→ **Records supplied**:
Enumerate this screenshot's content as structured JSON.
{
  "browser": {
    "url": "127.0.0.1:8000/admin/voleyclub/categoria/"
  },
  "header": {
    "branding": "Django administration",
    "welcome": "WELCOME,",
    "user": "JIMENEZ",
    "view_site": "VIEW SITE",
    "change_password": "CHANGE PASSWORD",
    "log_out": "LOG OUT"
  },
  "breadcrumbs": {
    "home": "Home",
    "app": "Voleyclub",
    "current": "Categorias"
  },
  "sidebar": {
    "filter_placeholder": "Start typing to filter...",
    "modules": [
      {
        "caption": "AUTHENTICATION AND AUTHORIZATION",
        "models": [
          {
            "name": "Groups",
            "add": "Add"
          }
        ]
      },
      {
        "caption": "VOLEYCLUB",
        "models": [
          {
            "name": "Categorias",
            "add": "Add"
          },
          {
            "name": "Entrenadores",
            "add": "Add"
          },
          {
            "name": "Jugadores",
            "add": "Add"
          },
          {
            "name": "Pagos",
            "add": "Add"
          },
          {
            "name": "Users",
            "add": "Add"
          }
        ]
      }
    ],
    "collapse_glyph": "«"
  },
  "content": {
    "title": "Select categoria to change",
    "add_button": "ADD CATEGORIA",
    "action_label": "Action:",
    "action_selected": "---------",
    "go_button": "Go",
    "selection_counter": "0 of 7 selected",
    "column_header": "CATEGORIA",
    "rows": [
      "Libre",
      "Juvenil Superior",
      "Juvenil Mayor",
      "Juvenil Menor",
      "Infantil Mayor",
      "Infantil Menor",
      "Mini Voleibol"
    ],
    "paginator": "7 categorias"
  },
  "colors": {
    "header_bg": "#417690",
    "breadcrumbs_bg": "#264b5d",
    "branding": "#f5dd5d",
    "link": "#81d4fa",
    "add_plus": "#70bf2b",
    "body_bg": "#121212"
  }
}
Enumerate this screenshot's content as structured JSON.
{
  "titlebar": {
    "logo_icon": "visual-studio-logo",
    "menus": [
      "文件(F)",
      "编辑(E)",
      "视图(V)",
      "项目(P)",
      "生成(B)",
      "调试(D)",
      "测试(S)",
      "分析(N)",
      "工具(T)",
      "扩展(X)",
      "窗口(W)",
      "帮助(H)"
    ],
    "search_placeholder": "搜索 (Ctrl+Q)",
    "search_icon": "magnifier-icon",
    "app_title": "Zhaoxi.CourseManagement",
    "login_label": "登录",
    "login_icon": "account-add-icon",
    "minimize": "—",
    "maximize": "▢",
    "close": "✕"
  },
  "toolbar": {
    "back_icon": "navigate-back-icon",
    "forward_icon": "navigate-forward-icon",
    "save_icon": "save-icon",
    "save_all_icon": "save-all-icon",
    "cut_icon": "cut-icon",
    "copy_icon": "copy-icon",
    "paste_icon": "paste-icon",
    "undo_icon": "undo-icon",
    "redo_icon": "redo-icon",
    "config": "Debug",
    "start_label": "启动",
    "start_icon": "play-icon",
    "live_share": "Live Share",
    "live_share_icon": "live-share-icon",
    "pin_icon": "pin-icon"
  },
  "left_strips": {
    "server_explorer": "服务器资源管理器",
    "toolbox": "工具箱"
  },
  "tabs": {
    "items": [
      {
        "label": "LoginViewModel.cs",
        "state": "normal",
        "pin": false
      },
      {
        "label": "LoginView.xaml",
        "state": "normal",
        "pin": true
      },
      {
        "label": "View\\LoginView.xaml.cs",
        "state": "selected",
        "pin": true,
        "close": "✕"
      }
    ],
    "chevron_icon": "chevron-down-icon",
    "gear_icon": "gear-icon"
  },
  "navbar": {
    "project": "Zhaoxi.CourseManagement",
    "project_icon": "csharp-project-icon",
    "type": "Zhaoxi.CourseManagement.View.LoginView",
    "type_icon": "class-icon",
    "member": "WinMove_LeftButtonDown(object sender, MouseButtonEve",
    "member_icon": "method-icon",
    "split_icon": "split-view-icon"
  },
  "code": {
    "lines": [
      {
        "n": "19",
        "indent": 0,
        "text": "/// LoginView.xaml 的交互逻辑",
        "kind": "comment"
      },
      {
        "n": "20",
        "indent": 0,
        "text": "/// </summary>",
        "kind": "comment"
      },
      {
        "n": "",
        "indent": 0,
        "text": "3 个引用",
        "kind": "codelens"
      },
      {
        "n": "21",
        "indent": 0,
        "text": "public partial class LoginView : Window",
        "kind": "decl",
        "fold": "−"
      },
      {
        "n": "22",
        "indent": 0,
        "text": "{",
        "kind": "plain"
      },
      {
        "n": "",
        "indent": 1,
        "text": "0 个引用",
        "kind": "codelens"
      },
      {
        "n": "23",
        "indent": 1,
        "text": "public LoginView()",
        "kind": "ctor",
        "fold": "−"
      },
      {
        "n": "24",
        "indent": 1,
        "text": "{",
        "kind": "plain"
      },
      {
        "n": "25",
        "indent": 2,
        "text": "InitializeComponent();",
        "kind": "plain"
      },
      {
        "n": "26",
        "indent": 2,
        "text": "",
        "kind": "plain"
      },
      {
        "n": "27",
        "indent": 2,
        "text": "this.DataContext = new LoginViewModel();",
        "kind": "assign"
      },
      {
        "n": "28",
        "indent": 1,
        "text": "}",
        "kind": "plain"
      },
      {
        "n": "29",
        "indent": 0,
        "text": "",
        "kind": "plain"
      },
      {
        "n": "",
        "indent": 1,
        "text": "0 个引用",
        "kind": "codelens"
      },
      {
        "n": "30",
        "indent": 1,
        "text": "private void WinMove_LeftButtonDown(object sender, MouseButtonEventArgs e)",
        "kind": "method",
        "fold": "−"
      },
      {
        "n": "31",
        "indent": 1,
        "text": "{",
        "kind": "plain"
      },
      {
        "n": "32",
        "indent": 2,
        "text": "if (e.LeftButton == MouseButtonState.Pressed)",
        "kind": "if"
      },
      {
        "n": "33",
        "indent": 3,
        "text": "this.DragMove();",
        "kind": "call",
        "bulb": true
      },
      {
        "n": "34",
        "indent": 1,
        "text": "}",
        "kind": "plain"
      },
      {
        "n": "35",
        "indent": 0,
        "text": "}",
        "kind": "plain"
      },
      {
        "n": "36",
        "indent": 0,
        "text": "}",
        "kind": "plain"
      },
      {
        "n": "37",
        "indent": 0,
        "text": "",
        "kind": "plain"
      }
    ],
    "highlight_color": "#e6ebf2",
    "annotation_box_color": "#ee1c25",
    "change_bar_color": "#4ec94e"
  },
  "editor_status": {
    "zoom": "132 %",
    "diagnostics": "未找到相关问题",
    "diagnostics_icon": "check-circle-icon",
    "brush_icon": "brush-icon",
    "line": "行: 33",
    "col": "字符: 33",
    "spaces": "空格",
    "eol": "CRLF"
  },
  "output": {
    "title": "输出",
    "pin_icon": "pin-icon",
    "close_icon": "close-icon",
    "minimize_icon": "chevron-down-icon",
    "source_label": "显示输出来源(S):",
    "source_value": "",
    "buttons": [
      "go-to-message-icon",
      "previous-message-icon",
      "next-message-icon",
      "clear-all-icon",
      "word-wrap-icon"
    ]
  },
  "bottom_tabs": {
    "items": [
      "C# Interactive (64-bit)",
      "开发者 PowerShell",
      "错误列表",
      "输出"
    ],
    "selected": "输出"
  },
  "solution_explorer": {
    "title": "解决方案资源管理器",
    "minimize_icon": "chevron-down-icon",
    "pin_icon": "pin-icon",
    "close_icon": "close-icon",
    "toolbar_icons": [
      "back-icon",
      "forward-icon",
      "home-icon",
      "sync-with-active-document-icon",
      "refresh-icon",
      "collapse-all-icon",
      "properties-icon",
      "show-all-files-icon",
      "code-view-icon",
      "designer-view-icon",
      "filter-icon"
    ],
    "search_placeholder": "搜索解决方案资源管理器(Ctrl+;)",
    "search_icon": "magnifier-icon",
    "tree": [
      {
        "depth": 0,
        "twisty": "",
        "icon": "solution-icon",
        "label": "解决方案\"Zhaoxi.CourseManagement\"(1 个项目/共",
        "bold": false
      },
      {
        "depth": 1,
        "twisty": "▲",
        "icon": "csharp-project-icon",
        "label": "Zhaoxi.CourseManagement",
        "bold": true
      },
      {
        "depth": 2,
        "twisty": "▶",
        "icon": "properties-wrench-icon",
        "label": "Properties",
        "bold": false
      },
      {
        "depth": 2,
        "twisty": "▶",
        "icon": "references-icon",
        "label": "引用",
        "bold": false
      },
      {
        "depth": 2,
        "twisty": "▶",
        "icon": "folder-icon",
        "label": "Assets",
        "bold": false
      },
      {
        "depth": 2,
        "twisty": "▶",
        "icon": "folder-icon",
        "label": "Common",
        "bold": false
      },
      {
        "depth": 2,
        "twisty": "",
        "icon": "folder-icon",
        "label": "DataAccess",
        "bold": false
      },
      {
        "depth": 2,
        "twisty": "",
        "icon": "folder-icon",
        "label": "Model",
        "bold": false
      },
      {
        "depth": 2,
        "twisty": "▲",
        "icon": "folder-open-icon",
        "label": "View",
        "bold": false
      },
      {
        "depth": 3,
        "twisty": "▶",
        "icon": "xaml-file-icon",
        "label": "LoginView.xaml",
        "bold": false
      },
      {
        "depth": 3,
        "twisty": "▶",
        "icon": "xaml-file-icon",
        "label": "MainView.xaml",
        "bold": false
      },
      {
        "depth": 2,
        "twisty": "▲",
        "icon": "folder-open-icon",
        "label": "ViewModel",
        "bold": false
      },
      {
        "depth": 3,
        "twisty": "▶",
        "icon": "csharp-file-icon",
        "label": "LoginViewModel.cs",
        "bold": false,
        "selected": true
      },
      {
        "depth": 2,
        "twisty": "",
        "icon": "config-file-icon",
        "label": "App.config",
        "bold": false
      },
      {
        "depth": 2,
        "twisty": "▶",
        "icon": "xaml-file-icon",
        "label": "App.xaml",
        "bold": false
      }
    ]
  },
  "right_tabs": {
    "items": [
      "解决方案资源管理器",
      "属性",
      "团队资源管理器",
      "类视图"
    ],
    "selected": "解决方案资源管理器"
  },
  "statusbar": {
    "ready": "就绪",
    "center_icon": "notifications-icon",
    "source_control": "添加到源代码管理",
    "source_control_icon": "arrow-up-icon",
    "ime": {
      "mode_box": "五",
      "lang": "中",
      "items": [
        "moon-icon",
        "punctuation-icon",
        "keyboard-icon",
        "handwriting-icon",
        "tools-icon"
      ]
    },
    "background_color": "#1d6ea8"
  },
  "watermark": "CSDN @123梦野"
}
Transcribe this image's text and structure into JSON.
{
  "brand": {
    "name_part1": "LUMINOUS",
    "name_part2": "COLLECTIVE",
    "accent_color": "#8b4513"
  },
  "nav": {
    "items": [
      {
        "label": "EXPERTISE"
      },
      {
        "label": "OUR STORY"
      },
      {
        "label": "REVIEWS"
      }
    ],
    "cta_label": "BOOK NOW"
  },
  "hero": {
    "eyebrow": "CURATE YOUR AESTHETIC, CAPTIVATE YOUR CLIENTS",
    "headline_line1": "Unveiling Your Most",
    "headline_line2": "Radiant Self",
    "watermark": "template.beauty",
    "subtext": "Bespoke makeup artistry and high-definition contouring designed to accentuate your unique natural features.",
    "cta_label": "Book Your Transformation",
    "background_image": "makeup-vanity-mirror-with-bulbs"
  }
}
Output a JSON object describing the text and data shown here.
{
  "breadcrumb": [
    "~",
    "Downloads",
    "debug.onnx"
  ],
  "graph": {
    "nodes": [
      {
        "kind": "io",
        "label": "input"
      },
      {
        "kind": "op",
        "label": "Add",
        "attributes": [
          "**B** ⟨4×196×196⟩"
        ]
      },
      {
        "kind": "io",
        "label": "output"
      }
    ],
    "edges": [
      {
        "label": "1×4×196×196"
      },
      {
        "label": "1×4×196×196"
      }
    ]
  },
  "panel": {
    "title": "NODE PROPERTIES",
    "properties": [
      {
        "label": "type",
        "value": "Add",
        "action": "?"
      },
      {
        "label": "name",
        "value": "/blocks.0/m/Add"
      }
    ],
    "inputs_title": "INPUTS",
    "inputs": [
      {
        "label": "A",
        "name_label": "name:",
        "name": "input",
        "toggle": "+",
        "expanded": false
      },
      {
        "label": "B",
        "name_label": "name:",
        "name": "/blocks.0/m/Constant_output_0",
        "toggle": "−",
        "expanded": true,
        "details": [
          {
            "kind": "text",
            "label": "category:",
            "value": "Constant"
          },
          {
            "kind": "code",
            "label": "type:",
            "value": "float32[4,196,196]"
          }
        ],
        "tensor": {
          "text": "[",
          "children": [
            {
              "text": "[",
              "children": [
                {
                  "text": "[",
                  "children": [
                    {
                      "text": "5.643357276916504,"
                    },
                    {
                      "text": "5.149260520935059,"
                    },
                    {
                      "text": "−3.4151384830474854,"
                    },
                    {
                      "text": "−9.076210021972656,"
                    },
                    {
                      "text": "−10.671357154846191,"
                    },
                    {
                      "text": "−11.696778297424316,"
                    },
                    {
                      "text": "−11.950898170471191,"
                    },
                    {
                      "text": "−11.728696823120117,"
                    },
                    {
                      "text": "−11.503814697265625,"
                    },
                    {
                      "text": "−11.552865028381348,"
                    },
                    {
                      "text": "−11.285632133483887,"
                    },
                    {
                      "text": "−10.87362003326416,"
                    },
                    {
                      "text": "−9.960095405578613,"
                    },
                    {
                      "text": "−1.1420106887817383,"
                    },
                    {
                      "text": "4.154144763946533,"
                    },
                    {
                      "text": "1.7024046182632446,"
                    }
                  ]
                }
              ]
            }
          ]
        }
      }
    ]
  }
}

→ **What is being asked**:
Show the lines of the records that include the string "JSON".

→ **Answer space**:
Enumerate this screenshot's content as structured JSON.
Enumerate this screenshot's content as structured JSON.
Transcribe this image's text and structure into JSON.
Output a JSON object describing the text and data shown here.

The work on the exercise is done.